**Problem to work on:**
Could you set down every record below exactly as it appears?

_ _ _

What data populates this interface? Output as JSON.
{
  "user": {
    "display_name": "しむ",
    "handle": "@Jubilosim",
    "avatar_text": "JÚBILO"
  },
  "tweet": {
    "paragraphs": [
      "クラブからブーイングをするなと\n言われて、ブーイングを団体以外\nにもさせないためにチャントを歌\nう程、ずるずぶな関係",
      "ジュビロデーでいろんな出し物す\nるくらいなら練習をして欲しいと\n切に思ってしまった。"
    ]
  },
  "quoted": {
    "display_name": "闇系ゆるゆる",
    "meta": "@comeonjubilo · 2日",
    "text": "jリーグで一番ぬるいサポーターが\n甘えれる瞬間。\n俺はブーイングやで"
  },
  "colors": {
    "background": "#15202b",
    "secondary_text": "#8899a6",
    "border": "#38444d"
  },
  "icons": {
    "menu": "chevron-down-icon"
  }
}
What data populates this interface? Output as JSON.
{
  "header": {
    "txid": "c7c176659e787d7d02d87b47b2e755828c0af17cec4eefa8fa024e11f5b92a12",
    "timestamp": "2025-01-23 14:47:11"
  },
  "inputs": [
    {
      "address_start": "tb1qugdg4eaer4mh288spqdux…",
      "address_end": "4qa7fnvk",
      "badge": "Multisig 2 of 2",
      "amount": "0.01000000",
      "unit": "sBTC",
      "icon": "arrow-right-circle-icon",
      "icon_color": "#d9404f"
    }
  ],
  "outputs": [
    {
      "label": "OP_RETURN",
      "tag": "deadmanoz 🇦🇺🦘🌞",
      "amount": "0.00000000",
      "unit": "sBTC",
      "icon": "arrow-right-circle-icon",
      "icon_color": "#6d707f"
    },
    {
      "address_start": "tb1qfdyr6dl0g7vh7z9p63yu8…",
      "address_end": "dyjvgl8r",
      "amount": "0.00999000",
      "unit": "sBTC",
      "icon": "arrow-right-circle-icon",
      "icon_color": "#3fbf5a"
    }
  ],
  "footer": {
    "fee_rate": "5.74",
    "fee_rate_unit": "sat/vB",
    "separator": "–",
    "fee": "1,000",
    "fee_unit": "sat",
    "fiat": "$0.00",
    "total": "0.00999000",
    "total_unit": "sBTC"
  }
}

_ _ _

**Exercise solution:**
What data populates this interface? Output as JSON.
{
  "user": {
    "display_name": "しむ",
    "handle": "@Jubilosim",
    "avatar_text": "JÚBILO"
  },
  "tweet": {
    "paragraphs": [
      "クラブからブーイングをするなと\n言われて、ブーイングを団体以外\nにもさせないためにチャントを歌\nう程、ずるずぶな関係",
      "ジュビロデーでいろんな出し物す\nるくらいなら練習をして欲しいと\n切に思ってしまった。"
    ]
  },
  "quoted": {
    "display_name": "闇系ゆるゆる",
    "meta": "@comeonjubilo · 2日",
    "text": "jリーグで一番ぬるいサポーターが\n甘えれる瞬間。\n俺はブーイングやで"
  },
  "colors": {
    "background": "#15202b",
    "secondary_text": "#8899a6",
    "border": "#38444d"
  },
  "icons": {
    "menu": "chevron-down-icon"
  }
}
What data populates this interface? Output as JSON.
{
  "header": {
    "txid": "c7c176659e787d7d02d87b47b2e755828c0af17cec4eefa8fa024e11f5b92a12",
    "timestamp": "2025-01-23 14:47:11"
  },
  "inputs": [
    {
      "address_start": "tb1qugdg4eaer4mh288spqdux…",
      "address_end": "4qa7fnvk",
      "badge": "Multisig 2 of 2",
      "amount": "0.01000000",
      "unit": "sBTC",
      "icon": "arrow-right-circle-icon",
      "icon_color": "#d9404f"
    }
  ],
  "outputs": [
    {
      "label": "OP_RETURN",
      "tag": "deadmanoz 🇦🇺🦘🌞",
      "amount": "0.00000000",
      "unit": "sBTC",
      "icon": "arrow-right-circle-icon",
      "icon_color": "#6d707f"
    },
    {
      "address_start": "tb1qfdyr6dl0g7vh7z9p63yu8…",
      "address_end": "dyjvgl8r",
      "amount": "0.00999000",
      "unit": "sBTC",
      "icon": "arrow-right-circle-icon",
      "icon_color": "#3fbf5a"
    }
  ],
  "footer": {
    "fee_rate": "5.74",
    "fee_rate_unit": "sat/vB",
    "separator": "–",
    "fee": "1,000",
    "fee_unit": "sat",
    "fiat": "$0.00",
    "total": "0.00999000",
    "total_unit": "sBTC"
  }
}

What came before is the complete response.